3) Practicing medicine in a low-resource setting requires a unique clinical skills set. Having undergone most of my medical education in a setting with unfettered access to technology and advanced testing, when I started working in the Mokhotlong hospital I suddenly felt as if I knew nothing about medicine. There was no CT scanner, labs were limited, there were no specialists, there was no blood available, and the X-ray machine was running out of film. I asked myself, “How can I offer comprehensive care for my patients and make a diagnosis without those resources?” Learning from the doctors and nurses around me, I quickly refined my clinical skills to fit this new environment. I learned to focus on physical exam findings and taking a thorough history. Working with the team, I additionally focused on becoming culturally competent and learning more about the Basotho in order to improve my understanding of their health challenges and needs. This helped me to better connect with patients and offer appropriate care. Consequently, by the end of my experience, I felt equipped with a new

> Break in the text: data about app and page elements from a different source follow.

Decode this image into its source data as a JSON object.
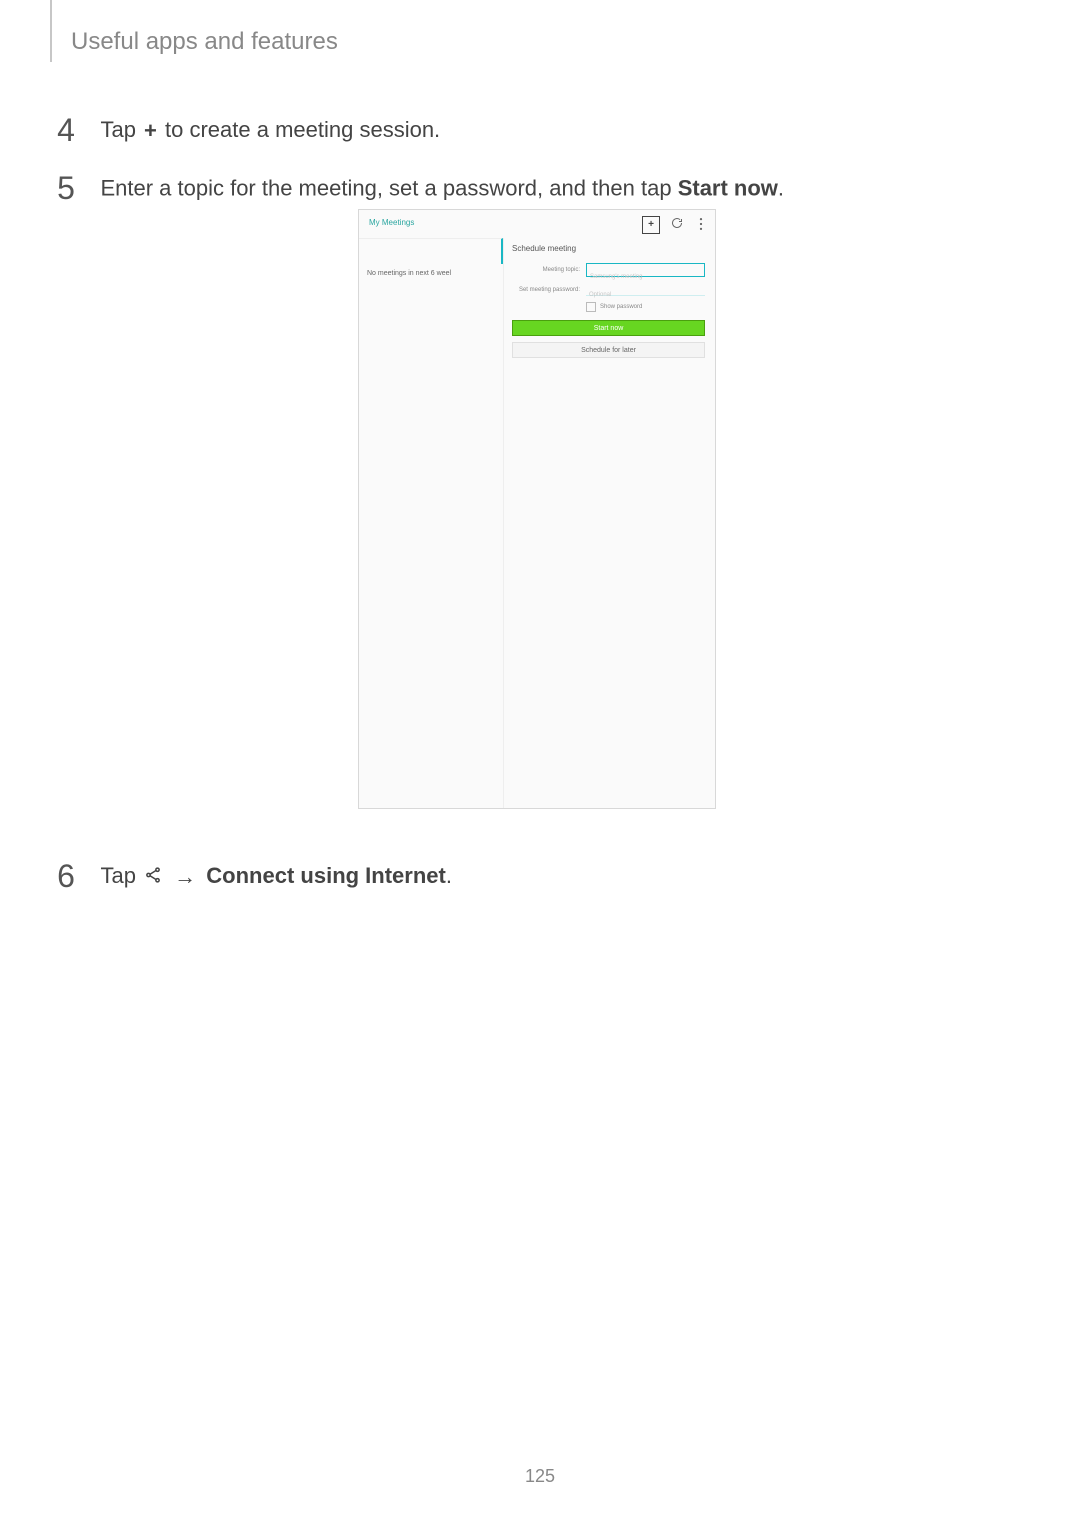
{
  "header": "Useful apps and features",
  "steps": {
    "s4": {
      "num": "4",
      "pre": "Tap ",
      "post": " to create a meeting session."
    },
    "s5": {
      "num": "5",
      "pre": "Enter a topic for the meeting, set a password, and then tap ",
      "bold": "Start now",
      "post": "."
    },
    "s6": {
      "num": "6",
      "pre": "Tap ",
      "arrow": "→",
      "bold": "Connect using Internet",
      "post": "."
    }
  },
  "screenshot": {
    "title": "My Meetings",
    "sidebar_msg": "No meetings in next 6 weel",
    "panel_title": "Schedule meeting",
    "topic_label": "Meeting topic:",
    "topic_placeholder": "Samsung's meeting",
    "pw_label": "Set meeting password:",
    "pw_placeholder": "Optional",
    "show_pw": "Show password",
    "start_btn": "Start now",
    "later_btn": "Schedule for later"
  },
  "page_num": "125"
}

appreciation of clinical medicine and gained skills to take back to my patients in the USA. I additionally realize we can never take the incredible advances in medicine for granted, and we need to disseminate these technological resources to our colleagues around the world.
4) “It takes a village.” Yes, I know it is an over-used cliche; but as Lesotho has taught me, it is a cliche because it is so true! Healthcare cannot be viewed solely through the lens of hospitals and doctors. Health starts at the grassroots level, and public health interventions need to be geared to this reality. As such, pediatricians and health care professionals in countries of all income levels need to actively engage in their communities and familiarize themselves with local resources and community stakeholders. That is why I am so grateful to have met and learned from Nthabeleng Lephoto, an incredible, humble change-maker who has given all as managing director of TTL. As a pediatrician-in-training, I’m so grateful for people like her and her team that have dedicated their entire lives to improving the health of kids and supporting families. Pediatricians couldn’t do our jobs without these community health warriors!
Whenever I return to the USA from an experience abroad, there is always an element of “reverse-culture shock” as I reintegrate back into our healthcare structure. Recognizing the privilege of our national health systems, we must not forget how we can support grassroots organizations like TTL and our global community at large. While concurrently, as I reflect on all that I have witnessed and learned, I think that now more than ever that we as Americans should look to Lesotho as of model of profound commitment to community. We cannot underestimate its impact. In the end, there is so much the global community can accomplish when we work bi-directionally!